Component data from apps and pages
● ● ● ● ● ● ●
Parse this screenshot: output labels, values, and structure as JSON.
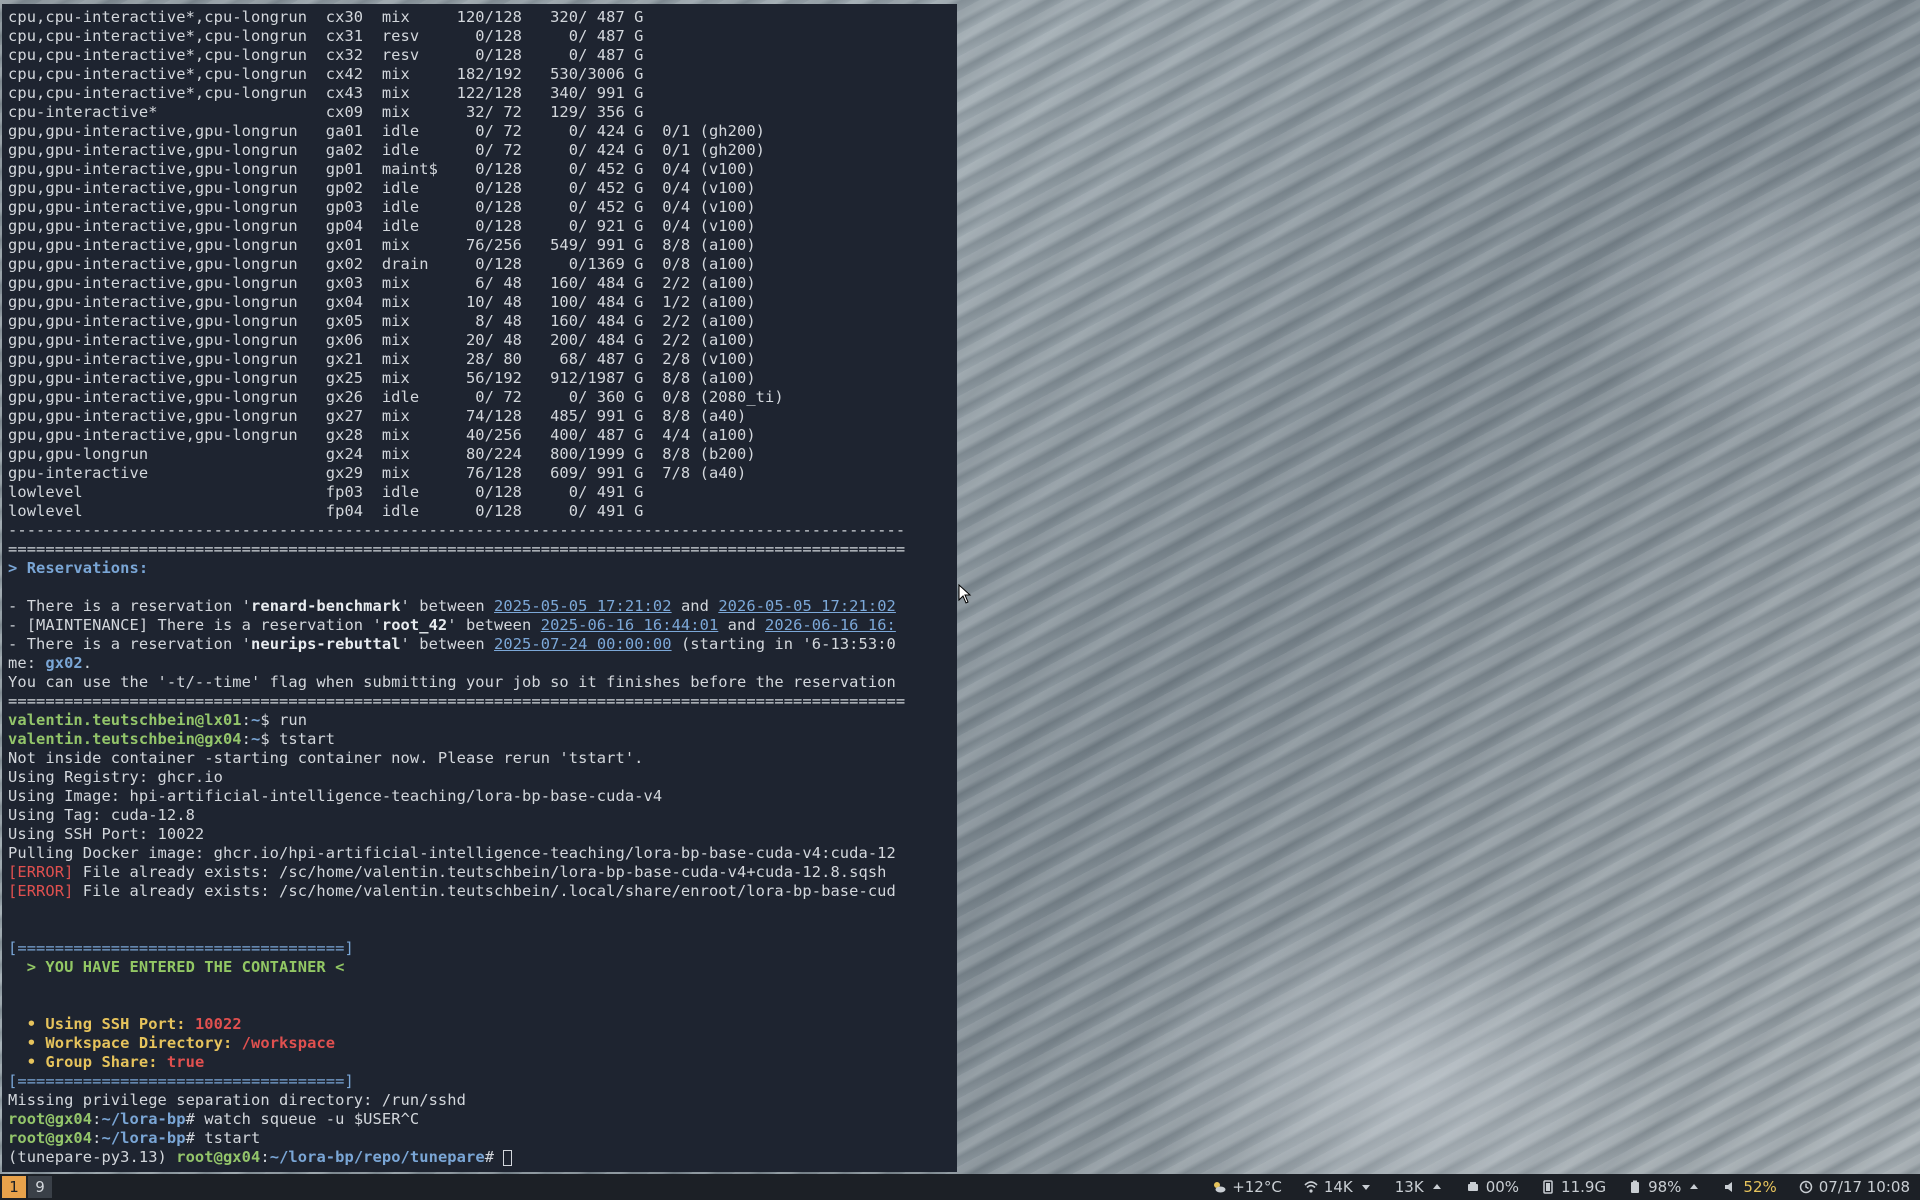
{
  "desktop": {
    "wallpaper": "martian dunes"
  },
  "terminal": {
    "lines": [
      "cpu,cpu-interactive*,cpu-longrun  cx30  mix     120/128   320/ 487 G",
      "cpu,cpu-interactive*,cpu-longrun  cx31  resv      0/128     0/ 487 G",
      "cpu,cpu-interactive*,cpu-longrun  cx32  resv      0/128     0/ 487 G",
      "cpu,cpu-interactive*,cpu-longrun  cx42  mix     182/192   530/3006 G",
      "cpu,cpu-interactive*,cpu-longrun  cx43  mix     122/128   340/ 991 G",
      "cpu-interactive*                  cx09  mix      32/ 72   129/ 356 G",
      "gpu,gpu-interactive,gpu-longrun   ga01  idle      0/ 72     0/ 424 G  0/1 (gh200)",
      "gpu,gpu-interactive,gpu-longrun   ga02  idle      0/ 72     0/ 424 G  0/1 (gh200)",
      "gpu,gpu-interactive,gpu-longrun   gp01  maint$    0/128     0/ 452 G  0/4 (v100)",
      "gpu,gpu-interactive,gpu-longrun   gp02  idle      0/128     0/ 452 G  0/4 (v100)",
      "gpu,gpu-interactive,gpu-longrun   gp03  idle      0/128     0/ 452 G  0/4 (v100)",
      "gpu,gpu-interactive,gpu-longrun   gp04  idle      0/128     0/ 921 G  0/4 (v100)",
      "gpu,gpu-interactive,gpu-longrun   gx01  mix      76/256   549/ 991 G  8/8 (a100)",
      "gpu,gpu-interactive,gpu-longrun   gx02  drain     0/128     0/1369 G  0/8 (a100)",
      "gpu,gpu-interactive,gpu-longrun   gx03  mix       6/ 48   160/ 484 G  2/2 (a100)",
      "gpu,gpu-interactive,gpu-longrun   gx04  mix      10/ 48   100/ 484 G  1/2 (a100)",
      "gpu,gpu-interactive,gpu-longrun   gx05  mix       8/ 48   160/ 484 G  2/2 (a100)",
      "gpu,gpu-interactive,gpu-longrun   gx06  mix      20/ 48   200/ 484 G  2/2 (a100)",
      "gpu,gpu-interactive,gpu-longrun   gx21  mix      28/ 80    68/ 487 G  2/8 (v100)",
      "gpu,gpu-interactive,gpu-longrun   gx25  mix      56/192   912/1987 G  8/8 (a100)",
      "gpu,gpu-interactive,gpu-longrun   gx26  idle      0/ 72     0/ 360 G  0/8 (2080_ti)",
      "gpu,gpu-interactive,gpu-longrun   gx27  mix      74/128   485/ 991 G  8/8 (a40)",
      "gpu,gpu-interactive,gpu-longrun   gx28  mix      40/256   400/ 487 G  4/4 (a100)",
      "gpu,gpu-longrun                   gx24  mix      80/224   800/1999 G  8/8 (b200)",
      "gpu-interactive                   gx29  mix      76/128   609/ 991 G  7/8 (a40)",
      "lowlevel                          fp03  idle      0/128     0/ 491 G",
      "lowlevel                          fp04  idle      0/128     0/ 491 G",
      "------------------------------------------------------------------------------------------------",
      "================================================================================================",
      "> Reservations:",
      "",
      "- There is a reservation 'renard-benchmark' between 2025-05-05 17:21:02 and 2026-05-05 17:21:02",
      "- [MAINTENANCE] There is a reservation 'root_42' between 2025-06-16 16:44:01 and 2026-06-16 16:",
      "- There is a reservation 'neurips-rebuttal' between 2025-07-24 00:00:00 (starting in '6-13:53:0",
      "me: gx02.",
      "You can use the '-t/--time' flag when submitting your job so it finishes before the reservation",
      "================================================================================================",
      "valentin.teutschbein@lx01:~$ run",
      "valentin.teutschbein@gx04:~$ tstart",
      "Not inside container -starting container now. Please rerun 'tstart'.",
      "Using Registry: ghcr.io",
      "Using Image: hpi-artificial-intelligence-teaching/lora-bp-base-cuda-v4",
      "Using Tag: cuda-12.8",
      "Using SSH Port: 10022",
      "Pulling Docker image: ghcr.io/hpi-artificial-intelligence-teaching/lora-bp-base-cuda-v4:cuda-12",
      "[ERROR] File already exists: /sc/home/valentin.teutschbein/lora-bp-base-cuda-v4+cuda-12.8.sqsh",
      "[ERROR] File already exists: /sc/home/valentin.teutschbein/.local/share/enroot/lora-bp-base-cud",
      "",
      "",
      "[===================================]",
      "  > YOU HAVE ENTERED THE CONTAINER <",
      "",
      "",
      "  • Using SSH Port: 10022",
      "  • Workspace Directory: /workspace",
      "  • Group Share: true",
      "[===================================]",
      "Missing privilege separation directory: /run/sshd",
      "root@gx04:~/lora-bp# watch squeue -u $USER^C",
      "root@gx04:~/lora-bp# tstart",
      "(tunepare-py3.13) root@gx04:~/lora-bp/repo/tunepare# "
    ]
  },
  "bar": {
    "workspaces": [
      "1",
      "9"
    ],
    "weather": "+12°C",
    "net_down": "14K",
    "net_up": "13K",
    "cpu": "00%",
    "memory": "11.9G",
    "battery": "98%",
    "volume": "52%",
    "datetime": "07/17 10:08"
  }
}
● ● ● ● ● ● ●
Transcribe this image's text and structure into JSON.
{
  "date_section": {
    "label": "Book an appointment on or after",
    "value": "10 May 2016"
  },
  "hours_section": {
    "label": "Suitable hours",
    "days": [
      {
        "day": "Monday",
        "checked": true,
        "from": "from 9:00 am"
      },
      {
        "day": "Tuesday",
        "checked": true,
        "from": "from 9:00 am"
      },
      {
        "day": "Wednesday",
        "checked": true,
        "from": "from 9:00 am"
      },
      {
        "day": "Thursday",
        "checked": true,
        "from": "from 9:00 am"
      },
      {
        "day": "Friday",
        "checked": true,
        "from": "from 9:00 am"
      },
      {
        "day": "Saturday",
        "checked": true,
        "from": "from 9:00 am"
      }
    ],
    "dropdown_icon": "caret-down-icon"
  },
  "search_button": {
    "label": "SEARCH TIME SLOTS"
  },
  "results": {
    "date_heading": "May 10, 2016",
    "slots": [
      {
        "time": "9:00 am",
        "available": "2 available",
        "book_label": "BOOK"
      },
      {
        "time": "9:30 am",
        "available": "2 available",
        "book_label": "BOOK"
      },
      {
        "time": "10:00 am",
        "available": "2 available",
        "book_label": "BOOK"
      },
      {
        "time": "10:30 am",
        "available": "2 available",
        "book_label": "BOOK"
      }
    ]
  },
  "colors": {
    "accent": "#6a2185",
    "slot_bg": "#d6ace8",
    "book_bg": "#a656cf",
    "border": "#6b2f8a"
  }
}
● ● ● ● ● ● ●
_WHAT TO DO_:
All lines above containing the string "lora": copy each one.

_RESULT FOR THIS EXERCISE_:
      "Using Image: hpi-artificial-intelligence-teaching/lora-bp-base-cuda-v4",
      "Pulling Docker image: ghcr.io/hpi-artificial-intelligence-teaching/lora-bp-base-cuda-v4:cuda-12",
      "[ERROR] File already exists: /sc/home/valentin.teutschbein/lora-bp-base-cuda-v4+cuda-12.8.sqsh",
      "[ERROR] File already exists: /sc/home/valentin.teutschbein/.local/share/enroot/lora-bp-base-cud",
      "root@gx04:~/lora-bp# watch squeue -u $USER^C",
      "root@gx04:~/lora-bp# tstart",
      "(tunepare-py3.13) root@gx04:~/lora-bp/repo/tunepare# "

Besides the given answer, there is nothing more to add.